Task instructions → Filter the listing and keep only the lines with the word "measurements".

• • • • • • •

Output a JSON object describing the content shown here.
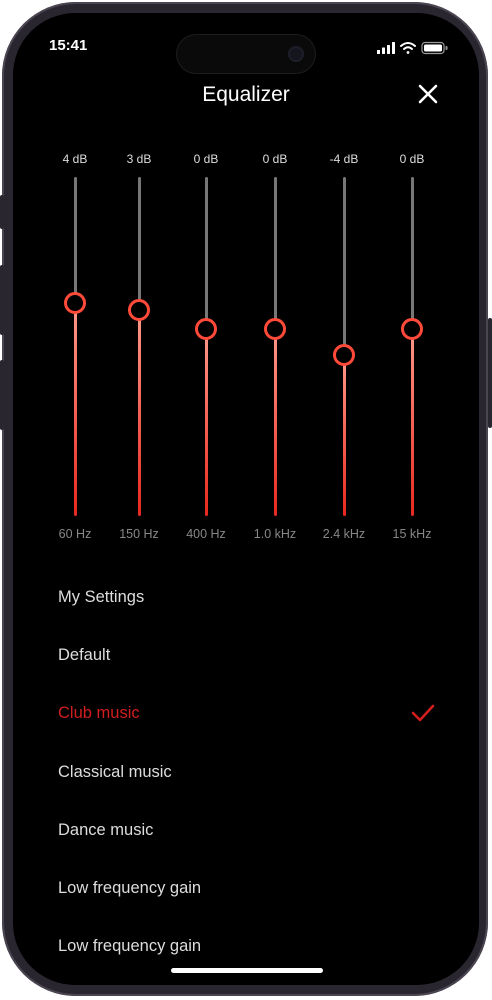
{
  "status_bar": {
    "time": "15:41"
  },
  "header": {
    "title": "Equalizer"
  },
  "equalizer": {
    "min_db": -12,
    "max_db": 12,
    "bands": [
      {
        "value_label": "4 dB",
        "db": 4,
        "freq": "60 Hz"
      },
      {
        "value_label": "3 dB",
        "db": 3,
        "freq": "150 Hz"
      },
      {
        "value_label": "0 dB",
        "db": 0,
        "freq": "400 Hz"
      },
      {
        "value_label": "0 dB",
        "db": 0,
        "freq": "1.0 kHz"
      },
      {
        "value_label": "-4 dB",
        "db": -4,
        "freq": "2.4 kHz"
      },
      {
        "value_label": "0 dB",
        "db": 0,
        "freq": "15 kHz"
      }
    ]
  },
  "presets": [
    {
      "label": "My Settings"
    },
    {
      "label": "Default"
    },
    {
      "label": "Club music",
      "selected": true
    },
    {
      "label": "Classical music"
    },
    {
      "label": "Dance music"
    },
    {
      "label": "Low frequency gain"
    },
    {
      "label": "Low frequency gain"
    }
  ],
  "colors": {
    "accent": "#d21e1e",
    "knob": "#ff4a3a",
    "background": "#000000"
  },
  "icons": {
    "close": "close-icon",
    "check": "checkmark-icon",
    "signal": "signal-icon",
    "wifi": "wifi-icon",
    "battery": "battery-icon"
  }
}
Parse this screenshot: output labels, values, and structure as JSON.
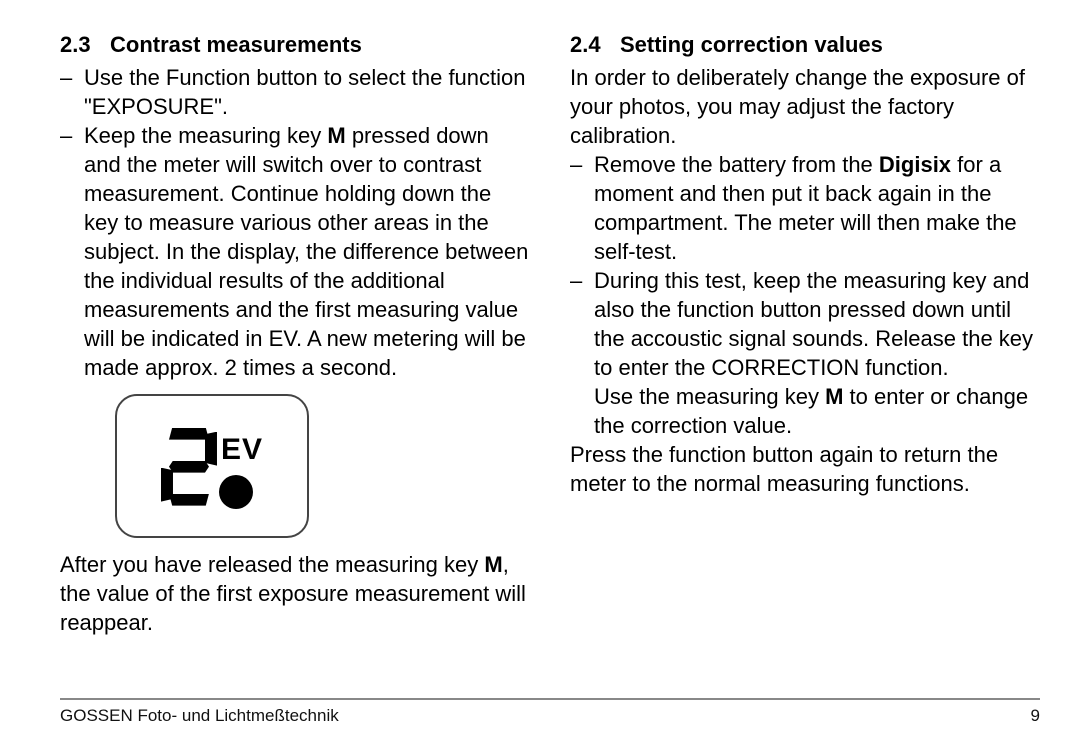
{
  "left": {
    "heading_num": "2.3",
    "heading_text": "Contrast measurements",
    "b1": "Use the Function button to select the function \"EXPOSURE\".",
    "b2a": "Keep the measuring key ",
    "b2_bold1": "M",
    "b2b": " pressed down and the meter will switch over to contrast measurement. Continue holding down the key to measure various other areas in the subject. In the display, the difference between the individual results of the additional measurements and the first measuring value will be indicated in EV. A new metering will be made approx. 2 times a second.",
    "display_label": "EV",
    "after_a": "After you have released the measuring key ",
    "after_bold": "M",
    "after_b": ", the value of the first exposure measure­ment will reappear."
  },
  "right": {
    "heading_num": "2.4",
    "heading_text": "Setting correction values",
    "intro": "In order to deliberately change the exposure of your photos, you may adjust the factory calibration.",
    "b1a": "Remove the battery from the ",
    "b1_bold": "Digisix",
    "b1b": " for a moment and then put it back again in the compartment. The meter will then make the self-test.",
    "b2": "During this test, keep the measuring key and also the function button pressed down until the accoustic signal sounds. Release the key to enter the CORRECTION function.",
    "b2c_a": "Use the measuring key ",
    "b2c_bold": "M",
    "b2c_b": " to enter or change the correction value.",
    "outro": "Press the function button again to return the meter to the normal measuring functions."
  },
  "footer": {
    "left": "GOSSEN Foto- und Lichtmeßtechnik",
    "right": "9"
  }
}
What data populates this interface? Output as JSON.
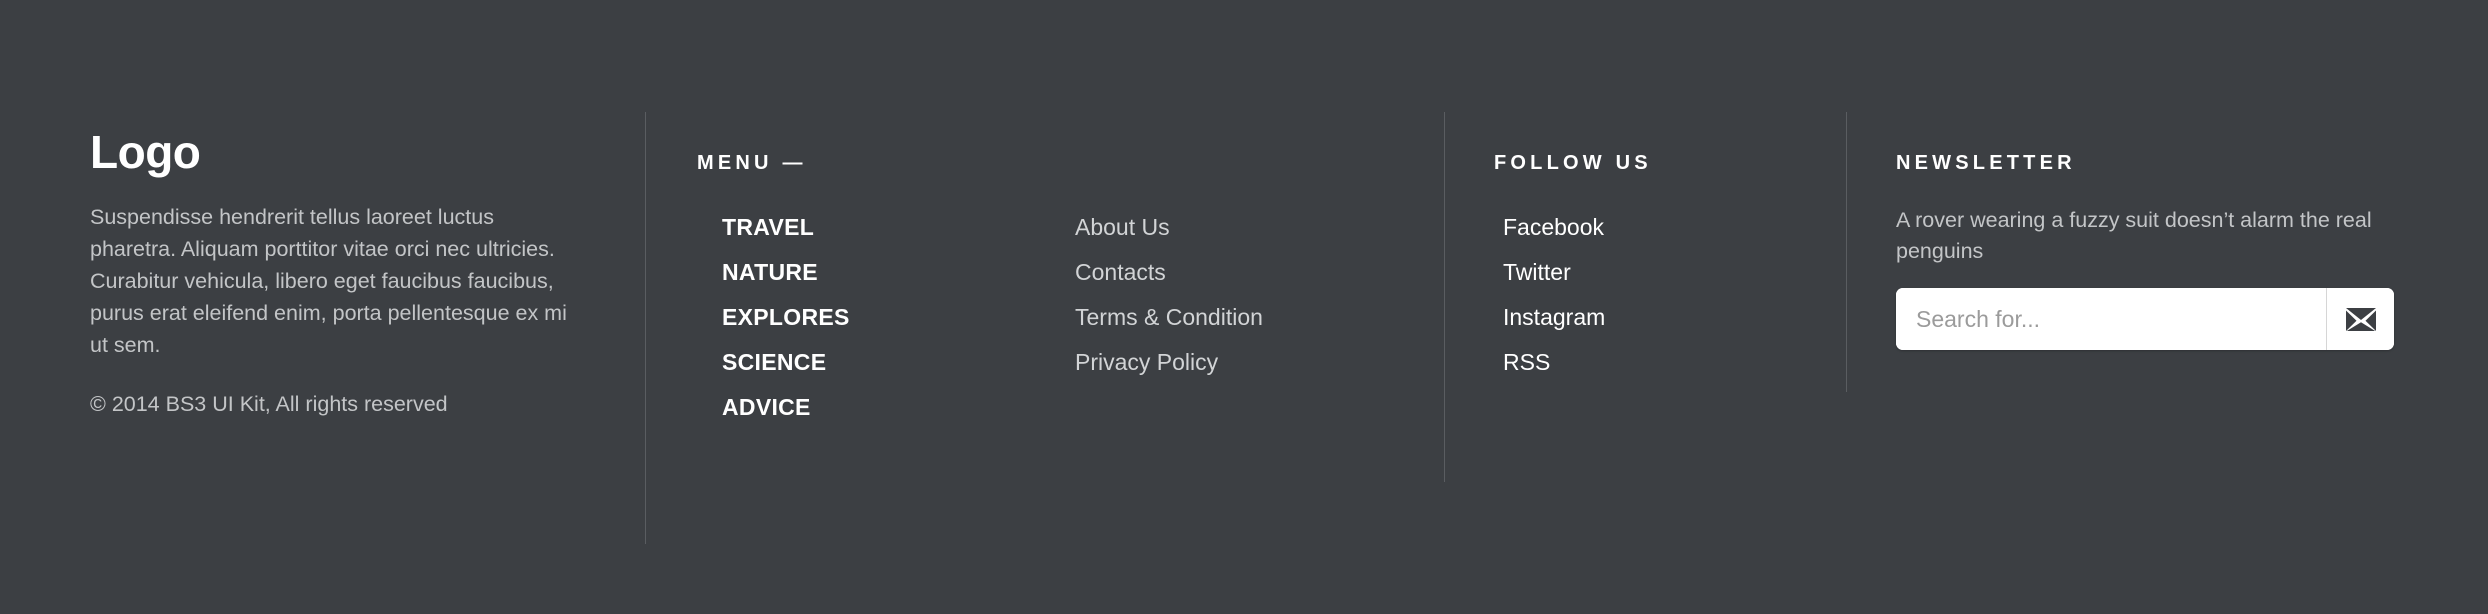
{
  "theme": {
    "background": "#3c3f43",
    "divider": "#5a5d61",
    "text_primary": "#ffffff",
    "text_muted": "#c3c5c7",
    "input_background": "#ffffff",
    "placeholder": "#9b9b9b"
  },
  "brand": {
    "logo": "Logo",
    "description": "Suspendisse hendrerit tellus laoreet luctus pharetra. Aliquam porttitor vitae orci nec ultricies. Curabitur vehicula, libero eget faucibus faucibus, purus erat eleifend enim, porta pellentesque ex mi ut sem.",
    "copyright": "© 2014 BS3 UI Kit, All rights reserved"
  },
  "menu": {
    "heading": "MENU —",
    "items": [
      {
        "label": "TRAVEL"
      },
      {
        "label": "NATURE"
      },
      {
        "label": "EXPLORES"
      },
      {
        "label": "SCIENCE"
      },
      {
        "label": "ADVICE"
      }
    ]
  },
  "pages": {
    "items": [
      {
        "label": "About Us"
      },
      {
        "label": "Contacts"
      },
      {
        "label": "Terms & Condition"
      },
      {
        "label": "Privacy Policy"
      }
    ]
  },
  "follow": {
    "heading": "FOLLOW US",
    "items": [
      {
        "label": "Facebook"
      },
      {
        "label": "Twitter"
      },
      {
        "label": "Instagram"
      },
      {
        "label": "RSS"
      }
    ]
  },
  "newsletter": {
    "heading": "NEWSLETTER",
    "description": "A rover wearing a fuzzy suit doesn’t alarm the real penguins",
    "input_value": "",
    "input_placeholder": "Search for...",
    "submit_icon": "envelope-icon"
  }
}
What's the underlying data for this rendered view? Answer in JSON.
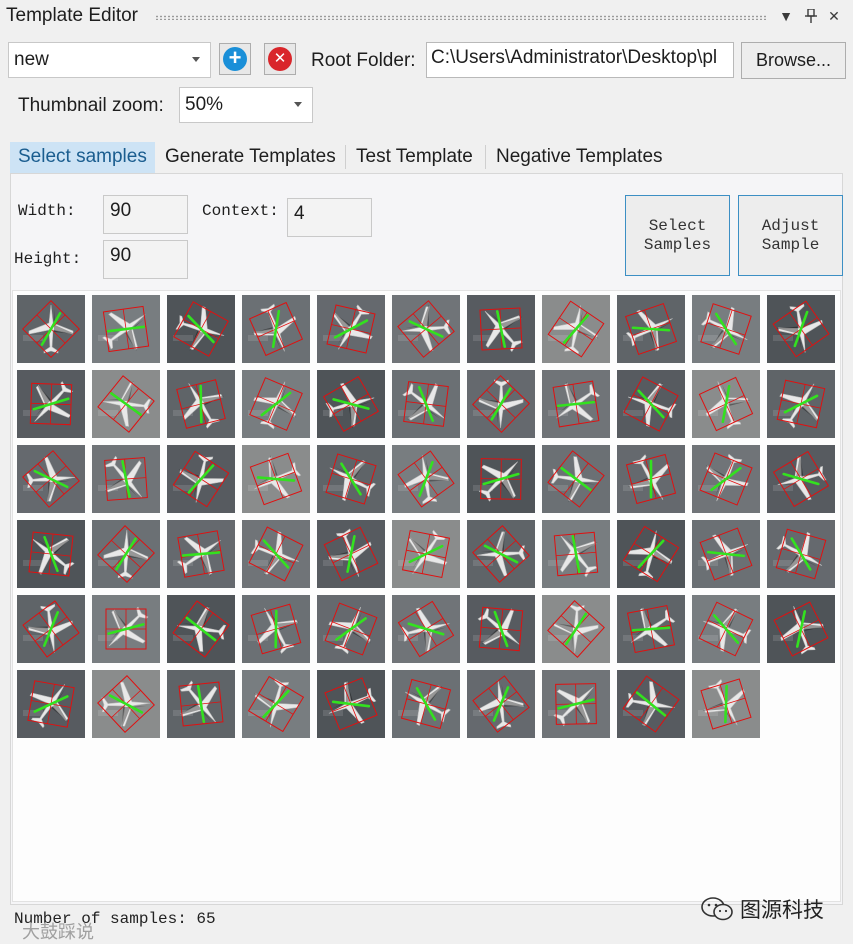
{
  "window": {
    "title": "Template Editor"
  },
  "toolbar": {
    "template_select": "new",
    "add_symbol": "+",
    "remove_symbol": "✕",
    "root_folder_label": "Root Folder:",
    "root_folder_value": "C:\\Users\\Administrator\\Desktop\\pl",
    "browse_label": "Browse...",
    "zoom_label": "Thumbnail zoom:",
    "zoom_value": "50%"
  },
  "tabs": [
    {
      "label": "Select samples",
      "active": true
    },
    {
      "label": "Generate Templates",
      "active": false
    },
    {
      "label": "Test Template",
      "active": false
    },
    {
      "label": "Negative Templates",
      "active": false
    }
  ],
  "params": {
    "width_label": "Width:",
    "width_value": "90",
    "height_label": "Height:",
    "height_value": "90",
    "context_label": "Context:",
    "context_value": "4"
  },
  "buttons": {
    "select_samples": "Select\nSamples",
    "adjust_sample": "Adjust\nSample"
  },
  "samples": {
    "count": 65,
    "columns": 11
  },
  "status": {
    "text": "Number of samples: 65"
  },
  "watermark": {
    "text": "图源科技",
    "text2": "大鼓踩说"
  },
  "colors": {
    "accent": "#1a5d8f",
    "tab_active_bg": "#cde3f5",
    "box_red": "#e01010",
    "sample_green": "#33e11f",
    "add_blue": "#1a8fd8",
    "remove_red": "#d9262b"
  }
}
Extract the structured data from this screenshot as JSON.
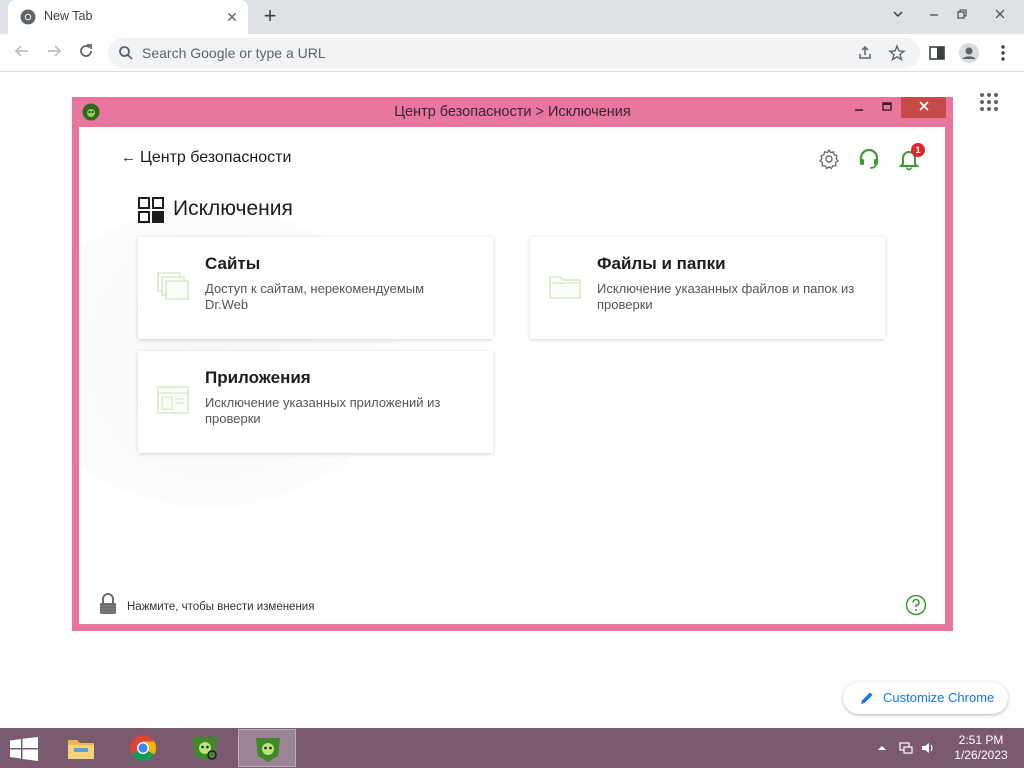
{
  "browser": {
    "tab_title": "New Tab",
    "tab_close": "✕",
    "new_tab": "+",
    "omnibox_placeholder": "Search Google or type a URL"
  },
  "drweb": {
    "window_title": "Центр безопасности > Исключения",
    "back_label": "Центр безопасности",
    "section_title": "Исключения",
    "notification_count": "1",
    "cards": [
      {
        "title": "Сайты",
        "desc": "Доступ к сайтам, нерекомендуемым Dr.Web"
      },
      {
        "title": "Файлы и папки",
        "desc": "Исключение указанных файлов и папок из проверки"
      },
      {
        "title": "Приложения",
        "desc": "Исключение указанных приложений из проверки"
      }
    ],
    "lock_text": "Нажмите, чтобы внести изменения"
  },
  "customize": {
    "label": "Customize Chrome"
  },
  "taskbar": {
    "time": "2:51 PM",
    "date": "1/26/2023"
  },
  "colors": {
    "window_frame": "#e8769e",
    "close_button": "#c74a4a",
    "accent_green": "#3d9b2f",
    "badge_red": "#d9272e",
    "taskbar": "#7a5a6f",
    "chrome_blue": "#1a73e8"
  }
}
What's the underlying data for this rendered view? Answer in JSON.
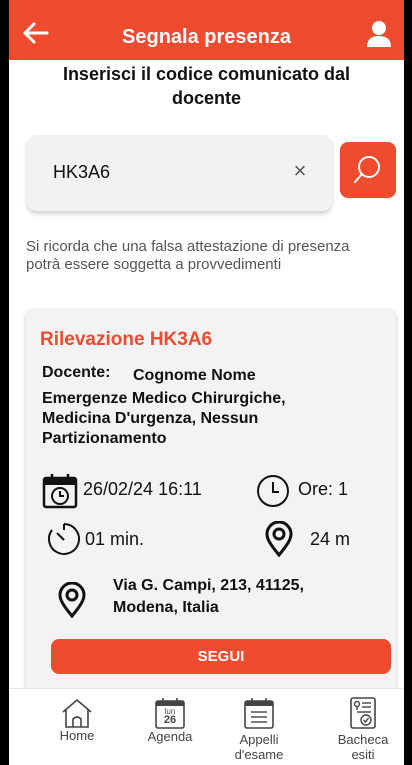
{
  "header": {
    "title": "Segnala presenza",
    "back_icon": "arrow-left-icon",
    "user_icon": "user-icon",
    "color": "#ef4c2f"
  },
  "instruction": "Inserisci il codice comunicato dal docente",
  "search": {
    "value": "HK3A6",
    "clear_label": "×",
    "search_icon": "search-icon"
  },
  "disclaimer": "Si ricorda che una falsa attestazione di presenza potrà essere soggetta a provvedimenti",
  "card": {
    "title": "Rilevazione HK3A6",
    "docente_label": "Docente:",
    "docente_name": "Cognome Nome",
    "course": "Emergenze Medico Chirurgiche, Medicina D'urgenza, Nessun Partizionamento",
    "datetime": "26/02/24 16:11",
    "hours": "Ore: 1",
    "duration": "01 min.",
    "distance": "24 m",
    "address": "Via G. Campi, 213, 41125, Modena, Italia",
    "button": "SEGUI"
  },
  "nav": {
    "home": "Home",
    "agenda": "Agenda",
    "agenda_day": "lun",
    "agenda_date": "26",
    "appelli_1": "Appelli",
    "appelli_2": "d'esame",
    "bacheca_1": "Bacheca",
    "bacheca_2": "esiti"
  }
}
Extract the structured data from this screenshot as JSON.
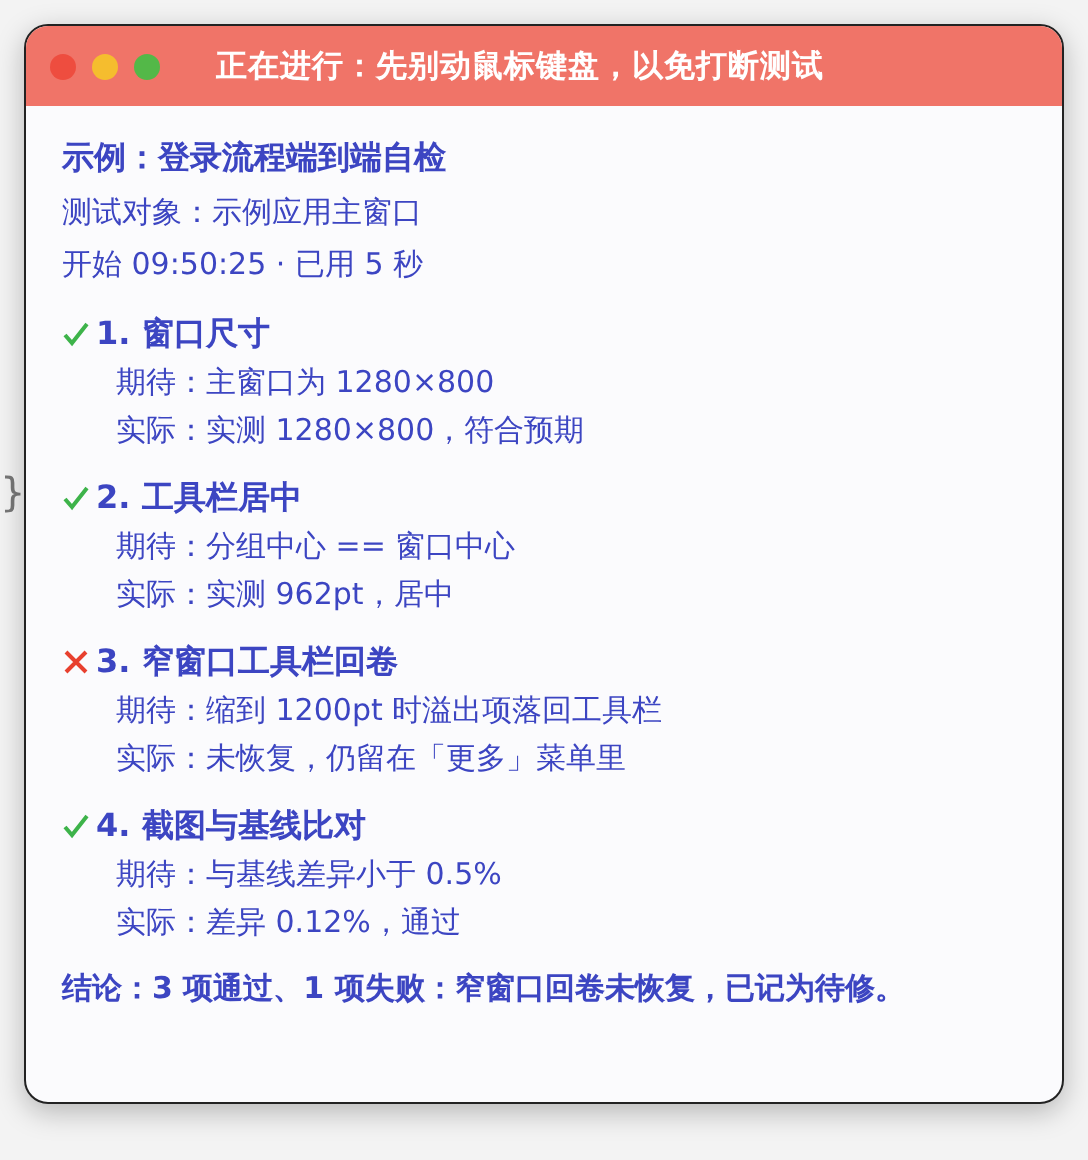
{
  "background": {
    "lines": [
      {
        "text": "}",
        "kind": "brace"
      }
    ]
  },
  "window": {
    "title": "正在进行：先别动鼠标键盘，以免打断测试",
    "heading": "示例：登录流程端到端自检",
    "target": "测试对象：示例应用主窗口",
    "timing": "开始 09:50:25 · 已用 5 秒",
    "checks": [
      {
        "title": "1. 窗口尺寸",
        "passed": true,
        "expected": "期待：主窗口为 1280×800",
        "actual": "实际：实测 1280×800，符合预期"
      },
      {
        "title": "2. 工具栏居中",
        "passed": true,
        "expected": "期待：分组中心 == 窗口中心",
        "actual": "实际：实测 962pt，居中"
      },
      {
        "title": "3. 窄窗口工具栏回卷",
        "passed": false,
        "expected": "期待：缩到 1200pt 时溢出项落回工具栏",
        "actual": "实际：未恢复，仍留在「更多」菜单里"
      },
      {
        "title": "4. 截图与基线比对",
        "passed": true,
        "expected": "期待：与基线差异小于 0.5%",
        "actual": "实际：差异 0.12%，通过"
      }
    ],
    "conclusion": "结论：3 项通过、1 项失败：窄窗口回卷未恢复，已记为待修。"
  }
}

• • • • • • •

Response to the exercise →
    "heading_text": "Contrast measurements",
    "b2b": " pressed down and the meter will switch over to contrast measurement. Continue holding down the key to measure various other areas in the subject. In the display, the difference between the individual results of the additional measurements and the first measuring value will be indicated in EV. A new metering will be made approx. 2 times a second.",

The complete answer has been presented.